"Make sure they understand how telematics can benefit the organization by providing them with regular reports on hot button issues, such as fuel savings, emissions reduction, or maintenance," said Mark Conroy, vice president, sales & marketing for Union Leasing. "For example, reductions in speeding can be correlated to fewer accidents and lower liability. Tracking vehicle diagnostics can be used to show reductions in maintenance costs and vehicle downtime. Fleet managers should be able to track ROI over time and communicate this information to senior management."
Wheels Inc. recommends obtaining buy-in from all managers by creating a "telematics deployment team."

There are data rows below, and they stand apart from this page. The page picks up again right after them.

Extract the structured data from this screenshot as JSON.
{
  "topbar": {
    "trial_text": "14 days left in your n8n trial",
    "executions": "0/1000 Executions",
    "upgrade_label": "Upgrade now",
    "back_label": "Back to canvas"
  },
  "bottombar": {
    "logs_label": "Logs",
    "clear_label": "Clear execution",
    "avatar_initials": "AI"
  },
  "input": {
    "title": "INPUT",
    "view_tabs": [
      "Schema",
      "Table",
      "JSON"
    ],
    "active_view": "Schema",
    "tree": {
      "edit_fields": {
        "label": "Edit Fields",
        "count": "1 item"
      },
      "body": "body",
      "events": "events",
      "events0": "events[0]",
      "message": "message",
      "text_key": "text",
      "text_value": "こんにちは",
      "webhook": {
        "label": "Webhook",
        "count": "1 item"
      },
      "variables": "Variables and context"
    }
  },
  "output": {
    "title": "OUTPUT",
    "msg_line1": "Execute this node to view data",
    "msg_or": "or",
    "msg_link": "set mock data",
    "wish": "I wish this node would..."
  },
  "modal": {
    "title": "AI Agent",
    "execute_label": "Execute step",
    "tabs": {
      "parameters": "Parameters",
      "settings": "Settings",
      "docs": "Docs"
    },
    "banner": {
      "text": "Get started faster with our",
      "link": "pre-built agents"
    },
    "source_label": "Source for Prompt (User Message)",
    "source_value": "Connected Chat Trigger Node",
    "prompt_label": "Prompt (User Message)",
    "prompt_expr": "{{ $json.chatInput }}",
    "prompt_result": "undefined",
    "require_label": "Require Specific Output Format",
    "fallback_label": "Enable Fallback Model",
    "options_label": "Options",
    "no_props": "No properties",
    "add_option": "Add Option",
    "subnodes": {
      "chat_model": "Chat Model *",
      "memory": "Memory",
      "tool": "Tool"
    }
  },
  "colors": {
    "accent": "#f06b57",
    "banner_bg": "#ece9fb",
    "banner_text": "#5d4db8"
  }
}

This approach "will allow other stakeholders to find reasons to support deployment of the telematics program early on, and will allow for more support for program enhancement down the road. This will also ensure that senior management feels a sense of accountability for the success or failure of a program, making them more likely to be vocal and assertive in support of it," said Kimberly Clark, product application manager for Wheels.
The team can "champion an accelerated initiative to collect business cases from peers in operations, IT, sales, safety and compliance," noted Dyan Finkhousen, strategy leader, mobile resource intelligence for GE Capital Fleet Services. "The best way to win and maintain senior management support is to evaluate telematics solutions based on those business cases and their link to corporate goals - and maintain that focus throughout the deployment. Avoid getting distracted by the latest bells and whistles if they don't specifically address your operating objectives."